College of Arts and Sciences
The Road, Parable of the Sower, Pilgrimage, Religion, Morality, Apocalypse
African American Studies | Literature in English, North America, Ethnic and Cultural Minority | Other Feminist, Gender, and Sexuality Studies
Gurule, Caleb, "Apocalypse Eternal: "The Road" and "Parable" Series as Pilgrimage" (2022). Senior Honors Theses. 1243.
Octavia Butler’s Parable of the Sower and Cormac McCarthy’s The Road represent two different views on how humans create meaning in a postapocalyptic world. The authors’ writings utilize the critical dystopia genre, in which the protagonists’ surroundings are bleak but the possibility of redemption remains.
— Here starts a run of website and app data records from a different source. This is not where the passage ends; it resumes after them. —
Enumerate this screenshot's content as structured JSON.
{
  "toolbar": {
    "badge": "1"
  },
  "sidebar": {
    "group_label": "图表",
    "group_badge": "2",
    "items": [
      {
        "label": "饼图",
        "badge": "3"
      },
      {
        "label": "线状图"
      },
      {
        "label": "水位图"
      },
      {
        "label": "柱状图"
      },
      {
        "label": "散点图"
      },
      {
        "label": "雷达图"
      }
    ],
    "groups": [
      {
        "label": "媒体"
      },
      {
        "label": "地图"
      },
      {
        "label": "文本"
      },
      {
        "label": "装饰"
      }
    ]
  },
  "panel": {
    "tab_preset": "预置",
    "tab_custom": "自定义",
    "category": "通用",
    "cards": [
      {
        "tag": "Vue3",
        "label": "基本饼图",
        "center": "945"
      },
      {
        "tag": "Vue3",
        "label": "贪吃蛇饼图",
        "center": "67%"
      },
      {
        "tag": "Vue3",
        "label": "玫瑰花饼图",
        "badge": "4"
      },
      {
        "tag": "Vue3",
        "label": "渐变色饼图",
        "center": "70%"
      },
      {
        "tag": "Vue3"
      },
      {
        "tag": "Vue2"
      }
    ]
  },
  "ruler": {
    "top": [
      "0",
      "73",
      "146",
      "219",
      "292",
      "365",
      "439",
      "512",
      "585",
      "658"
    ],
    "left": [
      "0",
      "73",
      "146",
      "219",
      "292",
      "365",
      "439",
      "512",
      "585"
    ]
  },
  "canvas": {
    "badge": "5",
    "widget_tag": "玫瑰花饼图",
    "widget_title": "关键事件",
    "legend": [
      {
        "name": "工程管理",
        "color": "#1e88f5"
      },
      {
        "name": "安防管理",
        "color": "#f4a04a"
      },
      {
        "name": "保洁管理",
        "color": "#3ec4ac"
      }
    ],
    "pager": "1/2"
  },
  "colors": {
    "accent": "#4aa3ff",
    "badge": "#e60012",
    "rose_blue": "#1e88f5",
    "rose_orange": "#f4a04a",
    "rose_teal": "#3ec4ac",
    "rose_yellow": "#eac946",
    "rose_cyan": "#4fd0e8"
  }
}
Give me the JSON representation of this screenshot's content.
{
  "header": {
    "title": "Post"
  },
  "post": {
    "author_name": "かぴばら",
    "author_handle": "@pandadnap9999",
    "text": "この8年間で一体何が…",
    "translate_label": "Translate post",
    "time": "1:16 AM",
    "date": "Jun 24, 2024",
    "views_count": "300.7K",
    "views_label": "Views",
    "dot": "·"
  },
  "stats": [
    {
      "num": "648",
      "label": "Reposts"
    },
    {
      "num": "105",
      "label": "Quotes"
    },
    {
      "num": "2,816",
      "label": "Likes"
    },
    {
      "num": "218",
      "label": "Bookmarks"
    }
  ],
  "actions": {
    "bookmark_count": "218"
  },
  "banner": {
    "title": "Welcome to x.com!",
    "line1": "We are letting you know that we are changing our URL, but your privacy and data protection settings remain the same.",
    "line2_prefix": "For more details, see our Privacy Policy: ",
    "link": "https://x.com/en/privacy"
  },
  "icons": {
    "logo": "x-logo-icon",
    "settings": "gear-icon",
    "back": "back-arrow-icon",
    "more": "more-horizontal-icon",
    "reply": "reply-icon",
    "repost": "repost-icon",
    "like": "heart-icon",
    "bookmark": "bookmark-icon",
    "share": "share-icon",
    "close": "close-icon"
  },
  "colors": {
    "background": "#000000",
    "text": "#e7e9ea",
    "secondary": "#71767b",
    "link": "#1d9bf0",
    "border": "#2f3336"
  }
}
As Butler’s Lauren Olamina travels from her burned-down home to a place where she can begin a new community with her religion, Earthseed, as the foundational structure, she brings together a group of diverse and useful people who aid her in her pilgrimage to a better place. The protagonist’s identity as a mentally impaired black woman influences the ways in which she views the world and what it means to be “good” in a world run amok with capitalistic greed, rampant racism, and dangerous weather. Her pilgrimage ends in Acorn, where her actions cast doubt on her praxis of Earthseed, but those around her are positively affected by her religion and presence. McCarthy’s father and son place hope in the coast, making a long trek along the gray wasteland of the apocalypse. As they travel, the father’s pragmatism contrasts with the boy’s idealism, and their interaction with multiple strangers highlight the man’s wish for his son to physically survive, while the child wishes for a strict moral code so he can define both as the “good guys.” Their pilgrimage ends when the father dies, and the son joins with another family on the road. Thus, the man’s pragmatism condemns his son in the end, while the idealism which defines the boy allows him to find a community within a different group.